By Arshad Mohammed
WASHINGTON (Reuters) - The United States reacted cautiously on Monday to a peace plan for Libya rejected by the rebels, saying it was waiting for details and shedding no light on whether the proposal required Muammar Gaddafi to step down.
Secretary of State Hillary Clinton repeated the U.S. view that the Libyan leader, embroiled in a civil war against rebels seeking to overthrow him, must leave power and the country but she did not include this on a list of "non-negotiable" demands.
While a State Department official said the omission was not intentional, it suggested Clinton might be trying to leave some negotiating room to keep alive the African Union peace plan despite its rejection by the Benghazi-based opposition.
It is unclear how the conflict may end given the apparent stalemate between Gaddafi's forces and the rebels, who are being assisted by NATO air power.
President Barack Obama, seeking to extricate U.S. troops from long wars in Iraq and Afghanistan, has ruled out sending U.S. ground forces to Libya, a North African oil exporter which the United States long accused of sponsoring terrorism.
The rebels said there could be no deal to end the two-month-old civil war unless Gaddafi, who has ruled the country for more than four decades, left power.
Earlier, South African President Jacob Zuma, head of an AU delegation, said Gaddafi had accepted the plan, including a ceasefire proposal.
Clinton largely sidestepped a question at a news conference about the U.S. view of the peace plan, saying she had received accounts of the proposal and how it was received by both sides but said she was waiting to get "a full readout."
She did not directly address a query on whether the proposal required that Gaddafi step down.
"We have made it very clear that we want to see a ceasefire. We want to see the Libyan regime forces pull back from the areas that they have forcibly entered. We want to see a resumption of water, electricity and other services to cities that have been brutalized by the Gaddafi forces. We want to see humanitarian assistance reach the people of Libya. These terms are non-negotiable," Clinton told reporters.
"We believe, too, that there needs to be a transition that reflects the will of the Libyan people and the departure of Gaddafi from power and from Libya," she added during a news conference with Finnish Foreign Minister Alexander Stubb.
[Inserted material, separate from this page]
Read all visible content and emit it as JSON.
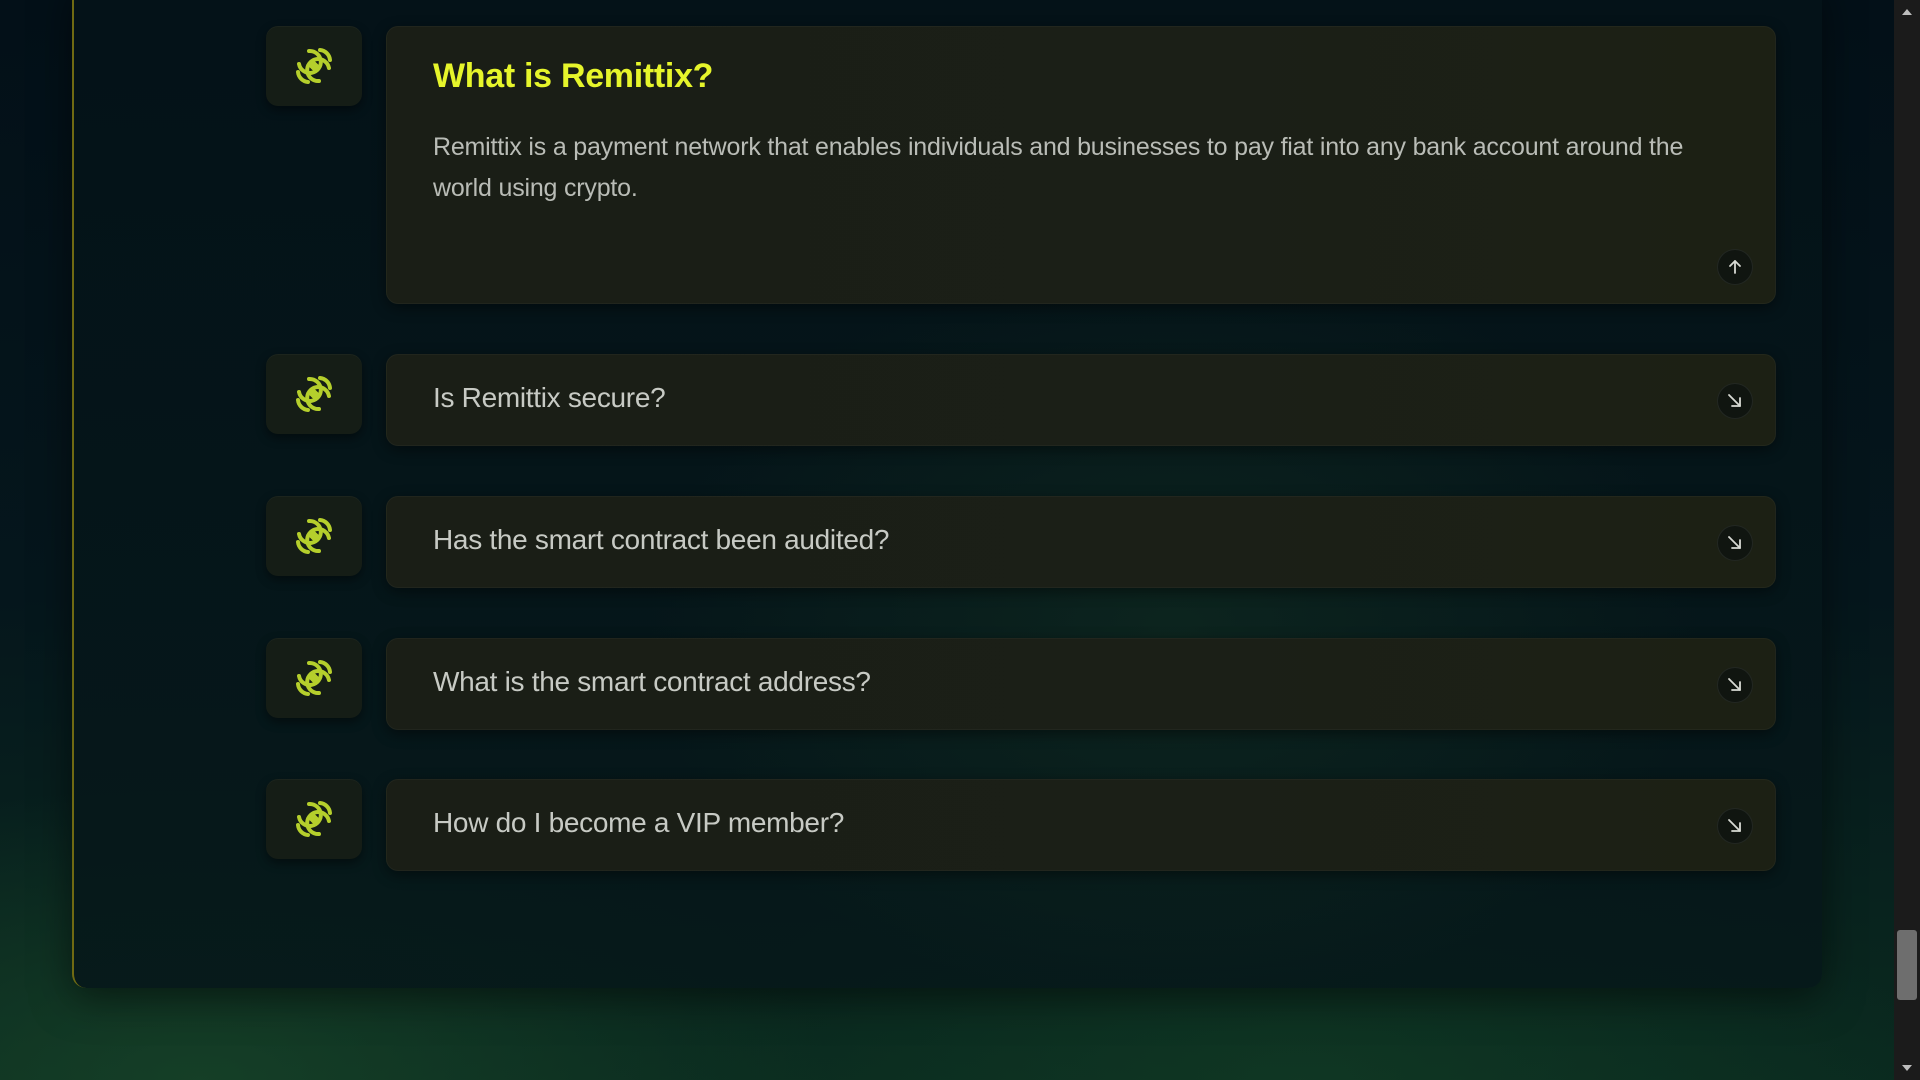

A State Department official said her choice not to put Gaddafi's departure among the non-negotiable terms was not deliberate.
It "was not intentional. Our position remains that Gaddafi has to go," said the official, who spoke on condition that he not be identified.
(Editing by Mohammad Zargham)